This exhibition presents portrait photographs, objects and drawings by Zipora Fried, displaying the artist’s practice of detachment from the obligation or facility to form language or function. The works instead preserve and politicize the irony, idolatry and emotion specific to the time of formation.
From a letter to the artist by João Ribas:
We have both come to think of hands as instruments of transcendence, the source of our entry into the symbolic. Are our hands not at the origin of self-consciousness (Tallis), of gesture and agency, of reaching out (towards others) and intention, of command and causation? Is it not through the hand---with its transformative, manipulative potential----and the traces it leaves, that the subject, if not nature itself, is radically reconceived, shaped into its own image?

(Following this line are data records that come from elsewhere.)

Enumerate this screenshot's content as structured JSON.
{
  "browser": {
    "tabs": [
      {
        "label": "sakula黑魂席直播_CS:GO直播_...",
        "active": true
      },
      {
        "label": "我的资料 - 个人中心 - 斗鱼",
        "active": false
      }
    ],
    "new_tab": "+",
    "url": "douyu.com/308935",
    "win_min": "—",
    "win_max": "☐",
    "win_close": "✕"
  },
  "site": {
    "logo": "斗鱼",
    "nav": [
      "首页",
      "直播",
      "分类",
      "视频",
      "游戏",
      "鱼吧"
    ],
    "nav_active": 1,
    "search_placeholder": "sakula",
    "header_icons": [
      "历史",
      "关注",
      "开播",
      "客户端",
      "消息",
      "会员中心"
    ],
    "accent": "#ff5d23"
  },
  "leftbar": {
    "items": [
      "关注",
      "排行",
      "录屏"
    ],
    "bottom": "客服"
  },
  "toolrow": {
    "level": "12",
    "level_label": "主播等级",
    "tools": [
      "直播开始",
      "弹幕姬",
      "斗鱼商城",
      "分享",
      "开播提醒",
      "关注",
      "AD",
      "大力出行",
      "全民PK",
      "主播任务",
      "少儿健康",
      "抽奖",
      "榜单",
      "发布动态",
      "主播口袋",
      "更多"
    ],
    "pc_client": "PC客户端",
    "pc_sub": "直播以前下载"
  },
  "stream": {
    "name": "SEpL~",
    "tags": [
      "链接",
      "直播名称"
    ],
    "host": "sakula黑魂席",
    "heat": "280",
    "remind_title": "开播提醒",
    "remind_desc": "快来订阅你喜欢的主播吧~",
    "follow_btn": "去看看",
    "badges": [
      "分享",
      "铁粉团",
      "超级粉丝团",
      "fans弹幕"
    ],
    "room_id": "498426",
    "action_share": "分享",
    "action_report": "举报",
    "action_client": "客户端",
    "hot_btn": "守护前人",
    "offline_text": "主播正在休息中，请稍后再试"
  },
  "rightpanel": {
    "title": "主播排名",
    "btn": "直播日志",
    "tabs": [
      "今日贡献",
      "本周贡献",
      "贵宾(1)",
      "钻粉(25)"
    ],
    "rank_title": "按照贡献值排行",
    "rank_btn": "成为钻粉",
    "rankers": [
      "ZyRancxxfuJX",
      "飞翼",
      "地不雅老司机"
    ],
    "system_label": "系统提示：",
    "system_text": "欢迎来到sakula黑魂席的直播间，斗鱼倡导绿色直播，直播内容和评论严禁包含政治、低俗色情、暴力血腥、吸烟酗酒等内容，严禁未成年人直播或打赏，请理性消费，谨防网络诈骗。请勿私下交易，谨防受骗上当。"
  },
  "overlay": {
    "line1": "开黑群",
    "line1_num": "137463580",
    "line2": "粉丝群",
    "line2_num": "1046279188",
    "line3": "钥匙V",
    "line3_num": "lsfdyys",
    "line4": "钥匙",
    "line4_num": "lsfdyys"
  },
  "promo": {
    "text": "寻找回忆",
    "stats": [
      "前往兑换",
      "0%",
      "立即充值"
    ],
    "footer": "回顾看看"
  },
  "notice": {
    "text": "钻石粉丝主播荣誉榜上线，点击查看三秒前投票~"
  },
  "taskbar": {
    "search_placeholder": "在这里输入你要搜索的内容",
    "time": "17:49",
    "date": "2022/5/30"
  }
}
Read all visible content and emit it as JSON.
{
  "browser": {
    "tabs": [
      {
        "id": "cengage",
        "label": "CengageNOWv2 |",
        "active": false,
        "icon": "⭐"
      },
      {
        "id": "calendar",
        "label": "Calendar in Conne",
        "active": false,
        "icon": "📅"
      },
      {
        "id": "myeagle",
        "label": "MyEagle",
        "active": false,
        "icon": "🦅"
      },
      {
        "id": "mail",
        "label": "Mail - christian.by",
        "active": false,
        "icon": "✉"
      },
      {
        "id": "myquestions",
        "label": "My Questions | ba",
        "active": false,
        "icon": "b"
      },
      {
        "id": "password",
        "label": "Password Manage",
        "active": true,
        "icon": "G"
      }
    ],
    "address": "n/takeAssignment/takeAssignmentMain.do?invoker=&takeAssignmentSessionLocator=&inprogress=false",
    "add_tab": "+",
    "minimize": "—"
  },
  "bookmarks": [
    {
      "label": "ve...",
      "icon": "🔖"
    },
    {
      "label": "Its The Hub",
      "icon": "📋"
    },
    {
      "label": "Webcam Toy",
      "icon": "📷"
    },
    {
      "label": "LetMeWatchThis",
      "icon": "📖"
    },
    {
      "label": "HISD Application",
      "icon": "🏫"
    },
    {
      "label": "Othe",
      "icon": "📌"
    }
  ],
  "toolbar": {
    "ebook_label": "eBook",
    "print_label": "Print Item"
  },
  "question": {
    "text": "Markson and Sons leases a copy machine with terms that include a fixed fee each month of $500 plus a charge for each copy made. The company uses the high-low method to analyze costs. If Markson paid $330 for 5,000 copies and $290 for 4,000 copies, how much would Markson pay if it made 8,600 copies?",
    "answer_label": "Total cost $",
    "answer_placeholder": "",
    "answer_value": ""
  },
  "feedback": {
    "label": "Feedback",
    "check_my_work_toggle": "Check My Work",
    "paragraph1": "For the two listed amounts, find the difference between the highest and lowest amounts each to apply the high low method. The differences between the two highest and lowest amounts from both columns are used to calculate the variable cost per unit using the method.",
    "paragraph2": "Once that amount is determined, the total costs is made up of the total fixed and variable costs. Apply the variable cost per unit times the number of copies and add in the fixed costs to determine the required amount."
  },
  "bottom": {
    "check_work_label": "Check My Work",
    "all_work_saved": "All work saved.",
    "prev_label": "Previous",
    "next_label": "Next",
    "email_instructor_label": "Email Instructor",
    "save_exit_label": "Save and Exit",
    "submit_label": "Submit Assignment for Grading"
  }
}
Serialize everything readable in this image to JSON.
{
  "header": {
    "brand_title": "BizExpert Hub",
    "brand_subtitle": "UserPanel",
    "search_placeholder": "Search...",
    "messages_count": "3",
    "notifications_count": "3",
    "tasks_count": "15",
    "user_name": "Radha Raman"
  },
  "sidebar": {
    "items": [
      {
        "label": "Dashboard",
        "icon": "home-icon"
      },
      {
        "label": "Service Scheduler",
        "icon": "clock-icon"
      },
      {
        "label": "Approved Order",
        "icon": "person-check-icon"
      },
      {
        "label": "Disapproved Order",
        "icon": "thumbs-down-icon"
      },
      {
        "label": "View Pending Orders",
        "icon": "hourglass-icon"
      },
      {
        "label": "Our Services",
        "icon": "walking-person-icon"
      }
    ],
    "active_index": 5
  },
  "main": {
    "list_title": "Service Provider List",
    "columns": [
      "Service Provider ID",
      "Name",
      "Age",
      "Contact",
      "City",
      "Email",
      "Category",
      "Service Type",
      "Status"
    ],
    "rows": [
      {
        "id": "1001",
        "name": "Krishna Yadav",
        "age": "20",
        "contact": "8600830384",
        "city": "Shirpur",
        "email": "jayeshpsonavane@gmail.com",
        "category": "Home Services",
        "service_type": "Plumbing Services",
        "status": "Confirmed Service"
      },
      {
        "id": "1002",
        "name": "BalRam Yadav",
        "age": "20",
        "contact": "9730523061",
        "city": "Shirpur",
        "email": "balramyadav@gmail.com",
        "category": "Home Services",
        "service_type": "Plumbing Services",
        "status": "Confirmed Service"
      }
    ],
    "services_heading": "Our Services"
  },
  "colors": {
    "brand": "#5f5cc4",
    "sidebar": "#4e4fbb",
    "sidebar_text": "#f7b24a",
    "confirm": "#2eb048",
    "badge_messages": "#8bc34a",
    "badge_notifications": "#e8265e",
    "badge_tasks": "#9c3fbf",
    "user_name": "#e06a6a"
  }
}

The human hand lies at the origin of the labor that allows for the collective record of human difference to exist; for the making, moving, and repeating that transcends nature. What is at hand is what makes the world. Yet what of those things that seems so indifferent and accidental in their form, the products of nature, time, and chance that seem imperceptibly ‘unmade’, those very things between imagination and necessity that force us to admit that perhaps no hand can in fact have made this. Are these not the very things the human hand is always enticed to fashion or to mime as objects, and moreover to repeat; these things that seem out of the common order of perceptible phenomena always surrounding us, neither tool nor weapon, but some heteroclite thing that is only further exaggerated by our poor mimesis. In doing so, we come to see in such a thing---like that shell Valery writes about holding and turning between his fingers---some plan, some form, a purpose, as if through invention we could somehow grasp its place, its utility, its necessity, the need it somehow exists to appease, correct, or fulfill. Our labor—in these moments of repeating---only makes such things stranger, almost by a negative inversion; we craft, handle, and care for this thing. We know it, if in fact to make a thing is to know it, but it somehow grows ever stranger in our hands, despite have been made by us---some strange haecceity. Our hands: abutting metaphor and function, repeating, working meticulously by proceeding with an aim we think neither chance nor machine can fulfill. Our hands, indexing, repeating, doubling… Lucretius writes somewhere that if the hand is pressed underneath the eye the things we see appear to become doubled before us as we look at them, such that what is already before us can be doubled by the use of our hands. Must not something always slip away for the transcendence afforded by the human hand to exist---don’t our hands transcend precisely only in this deviation, by the very difference we perceive in such repetition, by the variance in imitation we want to call invention? What of those things, like that shell, that seem almost imperceptibly made, even when made by human hands? With such quiddity and purpose. So our hands cover up and inexplicably reveal; they trick the eye into disbelief, and simple gestures or things are transformed as if under frail utility lies some other metaphysic waiting to be forged out by hands…
João Ribas, 2009